» **ABOUT THIS TASK**:
Keeping every word and mark, copy all of the data.

» **Dataset excerpts**:
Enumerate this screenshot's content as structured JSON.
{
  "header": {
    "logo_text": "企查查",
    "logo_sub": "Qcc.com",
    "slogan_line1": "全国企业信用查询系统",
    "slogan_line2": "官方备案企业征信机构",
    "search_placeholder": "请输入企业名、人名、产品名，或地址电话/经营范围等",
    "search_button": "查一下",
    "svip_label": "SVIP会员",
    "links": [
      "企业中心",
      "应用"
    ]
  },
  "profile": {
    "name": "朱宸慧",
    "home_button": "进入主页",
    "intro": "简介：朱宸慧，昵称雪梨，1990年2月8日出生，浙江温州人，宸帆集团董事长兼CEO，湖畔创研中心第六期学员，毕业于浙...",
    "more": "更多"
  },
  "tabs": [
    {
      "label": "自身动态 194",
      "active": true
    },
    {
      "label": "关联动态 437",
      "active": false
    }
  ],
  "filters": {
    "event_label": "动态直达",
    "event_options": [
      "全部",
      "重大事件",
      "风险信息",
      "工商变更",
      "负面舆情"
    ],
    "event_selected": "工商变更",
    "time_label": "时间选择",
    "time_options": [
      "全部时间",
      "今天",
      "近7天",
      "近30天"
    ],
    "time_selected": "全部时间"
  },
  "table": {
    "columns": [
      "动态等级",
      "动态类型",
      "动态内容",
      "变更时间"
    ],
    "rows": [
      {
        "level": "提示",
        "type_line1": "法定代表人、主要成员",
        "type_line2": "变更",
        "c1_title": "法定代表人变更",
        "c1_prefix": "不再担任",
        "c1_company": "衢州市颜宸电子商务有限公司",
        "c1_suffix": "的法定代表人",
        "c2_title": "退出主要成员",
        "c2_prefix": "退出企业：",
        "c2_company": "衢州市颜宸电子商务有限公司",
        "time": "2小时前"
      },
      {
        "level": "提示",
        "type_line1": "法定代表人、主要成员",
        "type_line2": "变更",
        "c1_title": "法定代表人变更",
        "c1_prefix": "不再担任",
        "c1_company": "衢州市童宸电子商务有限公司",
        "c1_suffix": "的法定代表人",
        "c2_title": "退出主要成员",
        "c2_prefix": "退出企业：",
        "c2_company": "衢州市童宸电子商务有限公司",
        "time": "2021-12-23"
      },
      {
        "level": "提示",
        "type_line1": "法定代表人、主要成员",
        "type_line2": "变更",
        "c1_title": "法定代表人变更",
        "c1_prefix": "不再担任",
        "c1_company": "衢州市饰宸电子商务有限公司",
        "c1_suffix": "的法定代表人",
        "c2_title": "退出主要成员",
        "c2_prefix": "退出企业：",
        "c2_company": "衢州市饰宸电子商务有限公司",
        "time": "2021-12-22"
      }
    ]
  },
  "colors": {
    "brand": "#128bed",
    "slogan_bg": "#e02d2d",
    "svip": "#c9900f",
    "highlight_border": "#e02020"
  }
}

» **ANSWER TO THE PROBLEM**:
Enumerate this screenshot's content as structured JSON.
{
  "header": {
    "logo_text": "企查查",
    "logo_sub": "Qcc.com",
    "slogan_line1": "全国企业信用查询系统",
    "slogan_line2": "官方备案企业征信机构",
    "search_placeholder": "请输入企业名、人名、产品名，或地址电话/经营范围等",
    "search_button": "查一下",
    "svip_label": "SVIP会员",
    "links": [
      "企业中心",
      "应用"
    ]
  },
  "profile": {
    "name": "朱宸慧",
    "home_button": "进入主页",
    "intro": "简介：朱宸慧，昵称雪梨，1990年2月8日出生，浙江温州人，宸帆集团董事长兼CEO，湖畔创研中心第六期学员，毕业于浙...",
    "more": "更多"
  },
  "tabs": [
    {
      "label": "自身动态 194",
      "active": true
    },
    {
      "label": "关联动态 437",
      "active": false
    }
  ],
  "filters": {
    "event_label": "动态直达",
    "event_options": [
      "全部",
      "重大事件",
      "风险信息",
      "工商变更",
      "负面舆情"
    ],
    "event_selected": "工商变更",
    "time_label": "时间选择",
    "time_options": [
      "全部时间",
      "今天",
      "近7天",
      "近30天"
    ],
    "time_selected": "全部时间"
  },
  "table": {
    "columns": [
      "动态等级",
      "动态类型",
      "动态内容",
      "变更时间"
    ],
    "rows": [
      {
        "level": "提示",
        "type_line1": "法定代表人、主要成员",
        "type_line2": "变更",
        "c1_title": "法定代表人变更",
        "c1_prefix": "不再担任",
        "c1_company": "衢州市颜宸电子商务有限公司",
        "c1_suffix": "的法定代表人",
        "c2_title": "退出主要成员",
        "c2_prefix": "退出企业：",
        "c2_company": "衢州市颜宸电子商务有限公司",
        "time": "2小时前"
      },
      {
        "level": "提示",
        "type_line1": "法定代表人、主要成员",
        "type_line2": "变更",
        "c1_title": "法定代表人变更",
        "c1_prefix": "不再担任",
        "c1_company": "衢州市童宸电子商务有限公司",
        "c1_suffix": "的法定代表人",
        "c2_title": "退出主要成员",
        "c2_prefix": "退出企业：",
        "c2_company": "衢州市童宸电子商务有限公司",
        "time": "2021-12-23"
      },
      {
        "level": "提示",
        "type_line1": "法定代表人、主要成员",
        "type_line2": "变更",
        "c1_title": "法定代表人变更",
        "c1_prefix": "不再担任",
        "c1_company": "衢州市饰宸电子商务有限公司",
        "c1_suffix": "的法定代表人",
        "c2_title": "退出主要成员",
        "c2_prefix": "退出企业：",
        "c2_company": "衢州市饰宸电子商务有限公司",
        "time": "2021-12-22"
      }
    ]
  },
  "colors": {
    "brand": "#128bed",
    "slogan_bg": "#e02d2d",
    "svip": "#c9900f",
    "highlight_border": "#e02020"
  }
}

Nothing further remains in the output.